This is a 16-week course and InTeGrate units were implemented from the beginning to the end of the semester. In some weeks, two InTeGrate units were used. My course is built around rock type, beginning with parks with exquisite sedimentary rocks, followed by parks of igneous origin, and finally parks preserving metamorphic rocks and orogenic activity. I used the Humans' Dependence on Earth's Mineral Resources almost exclusively within the sedimentary unit as we focused on the impact of mining on Utah's national parks. The Living on the Edge module was used within the parks of igneous origin unit, and Map Your Hazards was used as an end of the semester project to examine the local earthquake hazard along the Wasatch Front.
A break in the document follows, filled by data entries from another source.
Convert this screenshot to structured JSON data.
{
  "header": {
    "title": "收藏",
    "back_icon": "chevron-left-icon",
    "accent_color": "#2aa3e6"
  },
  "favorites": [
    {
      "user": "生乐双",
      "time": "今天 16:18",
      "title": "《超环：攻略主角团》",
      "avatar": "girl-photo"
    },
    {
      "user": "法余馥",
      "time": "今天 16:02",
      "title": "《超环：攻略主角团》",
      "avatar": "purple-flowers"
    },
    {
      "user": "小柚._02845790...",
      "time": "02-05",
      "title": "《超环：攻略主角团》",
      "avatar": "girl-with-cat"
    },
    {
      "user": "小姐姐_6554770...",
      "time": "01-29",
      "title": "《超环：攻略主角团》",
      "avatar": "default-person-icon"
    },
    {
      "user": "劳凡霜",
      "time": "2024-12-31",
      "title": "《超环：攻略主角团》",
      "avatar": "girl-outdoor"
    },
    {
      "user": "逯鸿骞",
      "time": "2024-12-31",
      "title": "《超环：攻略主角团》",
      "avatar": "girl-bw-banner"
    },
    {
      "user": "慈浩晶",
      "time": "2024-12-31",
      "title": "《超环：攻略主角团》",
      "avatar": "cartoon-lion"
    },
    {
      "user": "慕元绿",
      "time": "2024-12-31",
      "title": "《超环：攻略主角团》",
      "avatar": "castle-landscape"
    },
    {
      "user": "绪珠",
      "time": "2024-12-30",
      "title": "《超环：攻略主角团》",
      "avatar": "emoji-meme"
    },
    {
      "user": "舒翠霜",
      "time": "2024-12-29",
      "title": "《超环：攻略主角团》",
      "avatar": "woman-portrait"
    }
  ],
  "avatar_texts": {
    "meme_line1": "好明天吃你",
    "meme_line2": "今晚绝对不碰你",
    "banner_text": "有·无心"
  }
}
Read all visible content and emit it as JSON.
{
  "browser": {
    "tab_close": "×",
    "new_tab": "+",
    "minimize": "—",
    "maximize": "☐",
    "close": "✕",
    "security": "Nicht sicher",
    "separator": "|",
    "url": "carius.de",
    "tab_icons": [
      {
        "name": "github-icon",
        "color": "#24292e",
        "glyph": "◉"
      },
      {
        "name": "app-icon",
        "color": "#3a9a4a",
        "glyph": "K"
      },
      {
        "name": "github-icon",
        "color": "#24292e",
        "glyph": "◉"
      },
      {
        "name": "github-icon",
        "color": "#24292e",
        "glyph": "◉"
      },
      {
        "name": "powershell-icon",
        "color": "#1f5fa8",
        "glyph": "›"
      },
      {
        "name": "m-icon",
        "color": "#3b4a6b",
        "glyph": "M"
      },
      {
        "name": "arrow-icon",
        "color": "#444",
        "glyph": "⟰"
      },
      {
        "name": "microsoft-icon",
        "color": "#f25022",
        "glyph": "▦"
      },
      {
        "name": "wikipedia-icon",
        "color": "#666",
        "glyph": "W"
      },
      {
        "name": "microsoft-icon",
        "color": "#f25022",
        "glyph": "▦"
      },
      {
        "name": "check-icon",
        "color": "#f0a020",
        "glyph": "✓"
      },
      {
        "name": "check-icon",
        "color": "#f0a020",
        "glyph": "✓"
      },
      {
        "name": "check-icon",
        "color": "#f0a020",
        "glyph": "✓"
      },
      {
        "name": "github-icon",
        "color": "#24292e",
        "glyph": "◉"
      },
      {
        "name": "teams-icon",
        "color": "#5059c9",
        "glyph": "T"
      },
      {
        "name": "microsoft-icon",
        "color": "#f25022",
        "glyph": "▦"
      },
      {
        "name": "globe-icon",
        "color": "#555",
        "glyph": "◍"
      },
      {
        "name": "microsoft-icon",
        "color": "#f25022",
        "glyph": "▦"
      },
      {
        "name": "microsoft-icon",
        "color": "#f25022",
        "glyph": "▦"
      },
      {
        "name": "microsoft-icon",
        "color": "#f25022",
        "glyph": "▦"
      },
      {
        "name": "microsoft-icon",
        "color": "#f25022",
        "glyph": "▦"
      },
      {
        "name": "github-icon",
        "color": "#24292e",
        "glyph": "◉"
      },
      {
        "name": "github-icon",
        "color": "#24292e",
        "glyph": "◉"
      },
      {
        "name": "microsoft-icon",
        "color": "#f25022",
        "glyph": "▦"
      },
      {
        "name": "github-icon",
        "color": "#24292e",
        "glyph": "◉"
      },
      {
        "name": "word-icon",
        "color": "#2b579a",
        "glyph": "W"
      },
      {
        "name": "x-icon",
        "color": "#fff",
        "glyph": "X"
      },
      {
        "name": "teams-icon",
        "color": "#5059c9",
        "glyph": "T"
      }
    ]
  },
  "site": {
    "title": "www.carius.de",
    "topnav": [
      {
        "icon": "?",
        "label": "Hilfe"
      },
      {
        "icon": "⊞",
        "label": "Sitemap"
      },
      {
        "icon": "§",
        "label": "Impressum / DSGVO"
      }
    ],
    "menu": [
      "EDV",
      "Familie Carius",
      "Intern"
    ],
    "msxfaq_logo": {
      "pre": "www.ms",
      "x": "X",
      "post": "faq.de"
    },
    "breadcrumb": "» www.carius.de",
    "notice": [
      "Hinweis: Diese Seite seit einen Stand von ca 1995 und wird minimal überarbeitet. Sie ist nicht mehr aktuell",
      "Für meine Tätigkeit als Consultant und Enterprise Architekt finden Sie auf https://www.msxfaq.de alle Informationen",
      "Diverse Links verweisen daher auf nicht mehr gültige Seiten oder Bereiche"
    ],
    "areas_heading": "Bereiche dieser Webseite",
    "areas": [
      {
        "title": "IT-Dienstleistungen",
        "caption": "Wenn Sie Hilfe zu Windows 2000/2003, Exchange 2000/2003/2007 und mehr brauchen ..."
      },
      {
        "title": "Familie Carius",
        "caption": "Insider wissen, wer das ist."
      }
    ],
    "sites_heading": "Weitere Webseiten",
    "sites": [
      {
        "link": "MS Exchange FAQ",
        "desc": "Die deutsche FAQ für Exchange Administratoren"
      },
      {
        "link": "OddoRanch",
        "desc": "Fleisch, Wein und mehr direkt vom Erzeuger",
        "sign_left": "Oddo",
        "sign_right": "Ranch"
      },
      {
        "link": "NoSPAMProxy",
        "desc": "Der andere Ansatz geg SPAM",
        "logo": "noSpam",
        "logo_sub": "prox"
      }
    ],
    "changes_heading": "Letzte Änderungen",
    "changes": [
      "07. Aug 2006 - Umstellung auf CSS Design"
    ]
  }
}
I used many of the assessments (formative and summative) provided with the units and modules on exams, as homework, or as graded in-class assignments. Students were generally receptive to the questions, particularly if they were in class when we completed the activity. When studying for exams, students would revisit their InTeGrate materials as they knew they could expect questions relating to the activities on the test.


I had hoped that my students would 1) understand the geologic processes involved to create the landscapes observed at America's National Parks; and 2) recognize the importance of geology within our society - from mining to natural hazards - and how personal decisions can have regional and global affects. I feel that my students achieved both of these goals. Some students were captivated by the impacts of mining on National Parks in Utah, and began to question their consumer habits. Other students were particularly interested in the earthquake hazard here in Salt Lake City, and began to address awareness and preparedness on campus. Overall, the InTeGrate materials were able to assist in bringing awareness of how geology and society are intertwined, and students gained a newfound appreciation for the role that geology plays in their daily lives.

Classroom Context